Personally I always go right for boletus. There are so many different types of mushrooms and it is a real pleasure to learn about them, learning how to identify them is more than just a hobby, it is really is a passion and it does relieve stress for me personally. Brings my mind back in balance, the calm silence of nature.

Preserving them is another issue. Always use an open basket when you hunt for mushrooms, no plastic bags. Not recommendable and can be even dangerous.
I clean them up with cold water and a knife. Cutting the stem off, then the sponge, then cutting the rest of the mushroom into small slices so that I can see if there are any worms in there or not. If I have found a cauliflower mushroom, as shown above in the video, I cut the mushroom into big pieces and let is rest in warm water for a couple of hours. It literally is full of earth, spiders, ants, etc. You don't want to eat that.

I personally always put the mushrooms in a zipper bag and shove them in the freezer. That is how I preserve them for 2-3 months. More about mushrooms and my adventures is coming soon! As I sad, it is a big passion of mine.
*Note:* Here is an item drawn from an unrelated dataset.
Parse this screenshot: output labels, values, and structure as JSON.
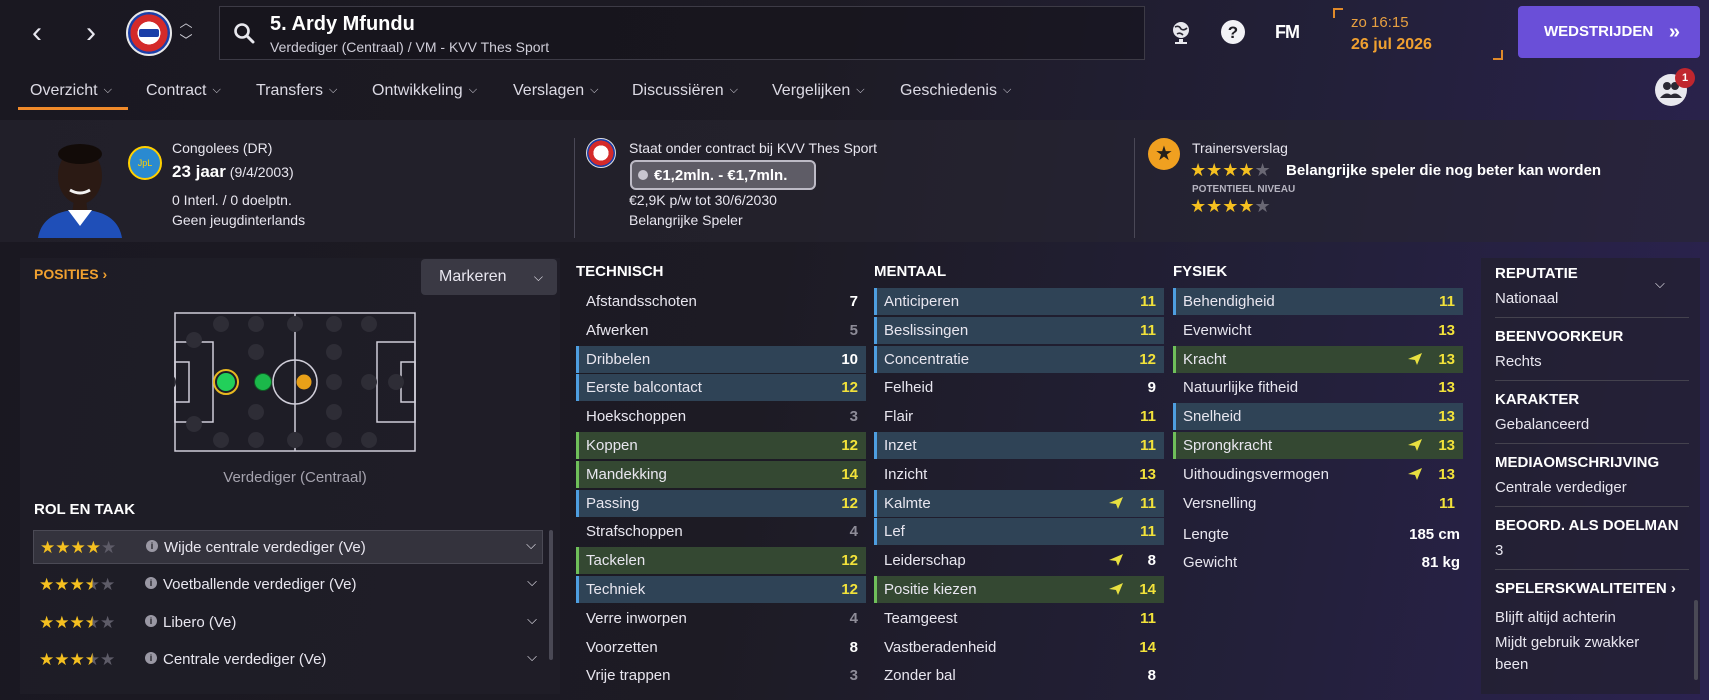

Here are my favorite wild edible mushrooms
PUFFBALLS (second picture, are edible if young and white inside)

This blog is not professional advice on how to identify them so be careful. The beautiful red mushrooms with the white spots are Amanita Muscaria, or Fly Agaric (as shown in the third picture). They are toxic, so stay away from them!
Please remember that mushrooms are not something funny to play around with, if you do understand their role within nature and the natural ecosystem, you will learn to respect their function. They are the natural recyclers in nature, they decompose dead matter, absorb dead matter and toxic material, and transform nutrients back into the soil. Mushrooms have strong relationships to trees and maintain a symbiotic relationship with them.